_Instructions for the task_: Which lines of the entries below include "Click"? List them all.

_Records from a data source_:

______

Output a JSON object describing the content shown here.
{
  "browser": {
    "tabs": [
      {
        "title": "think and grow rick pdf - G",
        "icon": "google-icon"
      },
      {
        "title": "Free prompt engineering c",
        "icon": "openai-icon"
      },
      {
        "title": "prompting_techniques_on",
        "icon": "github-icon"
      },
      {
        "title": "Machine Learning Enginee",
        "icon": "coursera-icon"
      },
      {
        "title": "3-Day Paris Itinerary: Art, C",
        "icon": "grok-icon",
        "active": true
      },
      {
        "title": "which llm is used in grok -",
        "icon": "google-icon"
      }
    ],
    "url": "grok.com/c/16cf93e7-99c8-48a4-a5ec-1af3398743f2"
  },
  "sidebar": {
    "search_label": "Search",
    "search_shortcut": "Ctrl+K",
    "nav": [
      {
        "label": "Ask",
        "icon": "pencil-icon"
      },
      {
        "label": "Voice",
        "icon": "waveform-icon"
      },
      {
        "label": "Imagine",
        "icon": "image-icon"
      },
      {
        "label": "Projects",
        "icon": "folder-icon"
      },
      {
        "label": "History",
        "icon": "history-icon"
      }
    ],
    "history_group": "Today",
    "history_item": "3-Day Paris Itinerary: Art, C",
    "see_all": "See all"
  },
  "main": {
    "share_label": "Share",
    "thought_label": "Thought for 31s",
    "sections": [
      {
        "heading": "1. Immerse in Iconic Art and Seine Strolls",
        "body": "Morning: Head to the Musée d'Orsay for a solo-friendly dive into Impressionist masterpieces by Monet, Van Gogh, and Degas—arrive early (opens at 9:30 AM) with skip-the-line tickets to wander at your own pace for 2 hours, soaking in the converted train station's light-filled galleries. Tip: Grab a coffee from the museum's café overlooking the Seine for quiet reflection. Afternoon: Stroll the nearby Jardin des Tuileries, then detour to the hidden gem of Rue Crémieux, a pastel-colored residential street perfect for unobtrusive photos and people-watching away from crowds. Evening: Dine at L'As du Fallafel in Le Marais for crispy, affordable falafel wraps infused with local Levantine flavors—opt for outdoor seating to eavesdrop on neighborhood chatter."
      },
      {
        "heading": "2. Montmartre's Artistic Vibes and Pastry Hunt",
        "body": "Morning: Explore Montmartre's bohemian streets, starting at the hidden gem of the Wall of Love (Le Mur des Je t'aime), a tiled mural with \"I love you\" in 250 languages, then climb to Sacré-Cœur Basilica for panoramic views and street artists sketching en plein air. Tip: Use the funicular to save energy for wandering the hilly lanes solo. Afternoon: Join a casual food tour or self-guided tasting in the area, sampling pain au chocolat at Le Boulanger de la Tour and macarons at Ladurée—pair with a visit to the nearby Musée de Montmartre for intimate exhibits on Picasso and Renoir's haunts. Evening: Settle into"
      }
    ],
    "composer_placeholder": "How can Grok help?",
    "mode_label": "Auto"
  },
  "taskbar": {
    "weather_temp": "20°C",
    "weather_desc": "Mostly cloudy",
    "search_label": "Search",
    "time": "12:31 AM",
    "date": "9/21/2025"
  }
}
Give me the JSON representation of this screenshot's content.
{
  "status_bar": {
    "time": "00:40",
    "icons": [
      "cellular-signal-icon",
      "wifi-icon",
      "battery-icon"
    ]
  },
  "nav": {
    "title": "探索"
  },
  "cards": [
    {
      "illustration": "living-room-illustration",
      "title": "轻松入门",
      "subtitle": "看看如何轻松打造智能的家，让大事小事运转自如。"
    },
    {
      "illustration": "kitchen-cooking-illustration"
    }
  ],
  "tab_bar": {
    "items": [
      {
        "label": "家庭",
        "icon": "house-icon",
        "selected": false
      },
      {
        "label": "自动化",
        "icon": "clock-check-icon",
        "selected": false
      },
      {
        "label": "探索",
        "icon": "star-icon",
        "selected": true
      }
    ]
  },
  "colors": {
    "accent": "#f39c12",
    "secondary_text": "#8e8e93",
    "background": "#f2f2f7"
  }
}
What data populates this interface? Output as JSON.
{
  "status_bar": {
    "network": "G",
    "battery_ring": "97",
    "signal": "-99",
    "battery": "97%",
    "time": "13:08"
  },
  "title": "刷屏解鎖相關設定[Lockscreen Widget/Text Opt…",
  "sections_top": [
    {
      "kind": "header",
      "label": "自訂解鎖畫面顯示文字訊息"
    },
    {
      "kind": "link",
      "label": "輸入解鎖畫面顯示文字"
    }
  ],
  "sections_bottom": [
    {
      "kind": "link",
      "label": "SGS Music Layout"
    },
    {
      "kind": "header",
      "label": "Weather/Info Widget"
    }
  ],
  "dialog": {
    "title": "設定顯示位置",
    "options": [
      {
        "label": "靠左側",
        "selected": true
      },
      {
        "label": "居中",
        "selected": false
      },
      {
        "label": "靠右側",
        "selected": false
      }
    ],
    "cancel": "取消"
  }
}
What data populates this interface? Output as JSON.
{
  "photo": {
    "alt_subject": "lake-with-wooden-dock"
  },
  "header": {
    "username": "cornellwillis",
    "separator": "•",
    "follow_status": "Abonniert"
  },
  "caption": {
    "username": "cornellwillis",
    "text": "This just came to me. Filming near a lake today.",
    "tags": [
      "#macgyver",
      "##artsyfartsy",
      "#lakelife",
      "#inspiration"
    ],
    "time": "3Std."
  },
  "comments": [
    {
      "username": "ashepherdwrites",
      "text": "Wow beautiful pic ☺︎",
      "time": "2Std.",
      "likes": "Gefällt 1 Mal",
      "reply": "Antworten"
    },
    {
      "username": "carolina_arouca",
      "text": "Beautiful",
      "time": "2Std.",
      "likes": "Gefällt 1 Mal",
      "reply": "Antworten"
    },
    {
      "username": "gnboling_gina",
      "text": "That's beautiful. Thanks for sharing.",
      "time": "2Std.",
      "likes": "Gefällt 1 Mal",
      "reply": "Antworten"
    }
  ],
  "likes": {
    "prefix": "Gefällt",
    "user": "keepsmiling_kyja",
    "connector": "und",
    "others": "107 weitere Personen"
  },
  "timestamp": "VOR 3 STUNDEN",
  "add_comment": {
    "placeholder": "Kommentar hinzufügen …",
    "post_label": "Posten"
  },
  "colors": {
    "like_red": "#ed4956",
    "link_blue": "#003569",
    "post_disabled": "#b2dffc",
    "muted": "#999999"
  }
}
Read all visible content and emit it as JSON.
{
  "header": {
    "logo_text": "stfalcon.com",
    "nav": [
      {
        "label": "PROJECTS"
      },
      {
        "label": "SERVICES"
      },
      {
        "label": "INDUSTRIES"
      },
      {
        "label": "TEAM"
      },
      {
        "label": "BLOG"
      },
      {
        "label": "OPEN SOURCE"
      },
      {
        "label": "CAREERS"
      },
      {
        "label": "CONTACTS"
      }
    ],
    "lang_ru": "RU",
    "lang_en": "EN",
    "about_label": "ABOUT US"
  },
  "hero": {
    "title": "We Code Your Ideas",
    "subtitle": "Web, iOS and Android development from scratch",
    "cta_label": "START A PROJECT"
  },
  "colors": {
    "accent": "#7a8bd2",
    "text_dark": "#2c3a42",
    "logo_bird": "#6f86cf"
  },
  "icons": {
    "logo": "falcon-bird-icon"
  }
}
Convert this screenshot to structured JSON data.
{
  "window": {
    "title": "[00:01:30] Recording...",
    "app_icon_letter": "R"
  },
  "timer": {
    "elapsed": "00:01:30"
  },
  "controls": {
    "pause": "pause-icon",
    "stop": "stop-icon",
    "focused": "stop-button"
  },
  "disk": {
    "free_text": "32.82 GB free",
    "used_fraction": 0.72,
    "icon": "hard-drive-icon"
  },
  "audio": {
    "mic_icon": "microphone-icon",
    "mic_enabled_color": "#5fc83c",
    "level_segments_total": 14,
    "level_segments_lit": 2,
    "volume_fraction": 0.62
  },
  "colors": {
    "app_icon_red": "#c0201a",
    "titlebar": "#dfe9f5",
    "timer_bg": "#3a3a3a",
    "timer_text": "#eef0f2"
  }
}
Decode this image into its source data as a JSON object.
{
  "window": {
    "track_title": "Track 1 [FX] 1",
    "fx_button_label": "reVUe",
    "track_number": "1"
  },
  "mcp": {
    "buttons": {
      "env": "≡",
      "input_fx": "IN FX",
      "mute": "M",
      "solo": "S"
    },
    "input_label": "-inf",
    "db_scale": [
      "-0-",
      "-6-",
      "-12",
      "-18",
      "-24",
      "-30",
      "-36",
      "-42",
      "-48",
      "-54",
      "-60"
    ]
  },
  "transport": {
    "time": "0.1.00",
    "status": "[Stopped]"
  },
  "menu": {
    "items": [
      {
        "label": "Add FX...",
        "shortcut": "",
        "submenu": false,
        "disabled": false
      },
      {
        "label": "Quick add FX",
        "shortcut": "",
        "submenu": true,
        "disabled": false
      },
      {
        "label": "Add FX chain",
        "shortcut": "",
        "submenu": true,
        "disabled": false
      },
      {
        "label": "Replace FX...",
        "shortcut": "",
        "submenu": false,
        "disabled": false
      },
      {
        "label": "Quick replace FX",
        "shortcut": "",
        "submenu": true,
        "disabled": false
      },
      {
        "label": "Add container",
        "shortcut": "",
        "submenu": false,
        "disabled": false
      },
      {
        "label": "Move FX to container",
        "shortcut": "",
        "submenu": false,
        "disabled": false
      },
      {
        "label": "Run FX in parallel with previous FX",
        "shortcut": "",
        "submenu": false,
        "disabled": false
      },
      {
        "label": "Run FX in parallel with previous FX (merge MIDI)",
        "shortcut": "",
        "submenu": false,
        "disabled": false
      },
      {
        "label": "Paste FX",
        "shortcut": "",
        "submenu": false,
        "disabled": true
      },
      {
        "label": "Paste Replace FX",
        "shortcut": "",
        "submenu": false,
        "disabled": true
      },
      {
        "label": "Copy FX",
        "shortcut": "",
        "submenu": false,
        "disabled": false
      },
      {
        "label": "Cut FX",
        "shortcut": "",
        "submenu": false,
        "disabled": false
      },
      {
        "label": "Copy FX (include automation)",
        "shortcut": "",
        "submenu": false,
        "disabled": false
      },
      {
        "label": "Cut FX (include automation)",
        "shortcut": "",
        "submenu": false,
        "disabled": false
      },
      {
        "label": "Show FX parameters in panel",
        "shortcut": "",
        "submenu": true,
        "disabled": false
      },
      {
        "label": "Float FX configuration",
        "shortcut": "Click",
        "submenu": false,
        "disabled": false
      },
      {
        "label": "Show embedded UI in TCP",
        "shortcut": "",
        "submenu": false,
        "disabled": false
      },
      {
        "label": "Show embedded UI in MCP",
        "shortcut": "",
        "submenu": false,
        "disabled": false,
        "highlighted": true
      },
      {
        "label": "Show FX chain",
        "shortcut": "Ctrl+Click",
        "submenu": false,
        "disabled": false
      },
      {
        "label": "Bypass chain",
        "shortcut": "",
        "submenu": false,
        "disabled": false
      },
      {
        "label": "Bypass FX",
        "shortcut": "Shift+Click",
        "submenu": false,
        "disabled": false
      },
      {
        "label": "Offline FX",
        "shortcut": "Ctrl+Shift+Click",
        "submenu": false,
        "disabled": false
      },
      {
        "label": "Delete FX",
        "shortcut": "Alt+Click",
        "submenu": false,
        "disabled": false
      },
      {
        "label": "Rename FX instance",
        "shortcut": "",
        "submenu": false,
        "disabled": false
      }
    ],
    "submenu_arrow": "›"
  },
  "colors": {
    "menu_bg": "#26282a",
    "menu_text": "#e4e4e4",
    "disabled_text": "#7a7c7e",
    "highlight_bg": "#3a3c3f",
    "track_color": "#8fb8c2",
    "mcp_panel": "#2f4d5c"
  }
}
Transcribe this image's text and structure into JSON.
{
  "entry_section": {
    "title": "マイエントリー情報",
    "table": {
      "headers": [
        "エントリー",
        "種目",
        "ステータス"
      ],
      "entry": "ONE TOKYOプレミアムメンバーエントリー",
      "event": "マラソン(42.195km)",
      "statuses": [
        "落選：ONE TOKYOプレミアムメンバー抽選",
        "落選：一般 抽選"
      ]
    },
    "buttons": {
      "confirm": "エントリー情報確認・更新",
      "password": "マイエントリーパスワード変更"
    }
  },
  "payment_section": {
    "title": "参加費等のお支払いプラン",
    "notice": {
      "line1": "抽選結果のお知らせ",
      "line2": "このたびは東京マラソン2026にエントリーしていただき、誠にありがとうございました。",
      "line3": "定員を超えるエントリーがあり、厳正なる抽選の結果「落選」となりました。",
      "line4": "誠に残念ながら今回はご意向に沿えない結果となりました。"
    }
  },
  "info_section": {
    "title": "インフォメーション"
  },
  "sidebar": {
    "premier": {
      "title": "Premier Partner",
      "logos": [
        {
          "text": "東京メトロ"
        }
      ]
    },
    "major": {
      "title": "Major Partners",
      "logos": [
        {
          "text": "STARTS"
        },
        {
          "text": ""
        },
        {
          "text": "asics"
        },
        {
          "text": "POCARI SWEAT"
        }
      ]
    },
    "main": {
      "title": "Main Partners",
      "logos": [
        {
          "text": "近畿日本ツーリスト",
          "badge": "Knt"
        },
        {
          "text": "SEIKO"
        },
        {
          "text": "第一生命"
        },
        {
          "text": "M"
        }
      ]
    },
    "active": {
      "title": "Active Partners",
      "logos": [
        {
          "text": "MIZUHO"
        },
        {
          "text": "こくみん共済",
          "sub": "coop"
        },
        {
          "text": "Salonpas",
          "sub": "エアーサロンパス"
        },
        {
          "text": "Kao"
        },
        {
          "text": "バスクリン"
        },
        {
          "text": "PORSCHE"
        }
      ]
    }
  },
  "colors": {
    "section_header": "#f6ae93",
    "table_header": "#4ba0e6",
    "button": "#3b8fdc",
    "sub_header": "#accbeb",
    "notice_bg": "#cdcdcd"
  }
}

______

_Exercise answer_:
        "shortcut": "Click",
        "shortcut": "Ctrl+Click",
        "shortcut": "Shift+Click",
        "shortcut": "Ctrl+Shift+Click",
        "shortcut": "Alt+Click",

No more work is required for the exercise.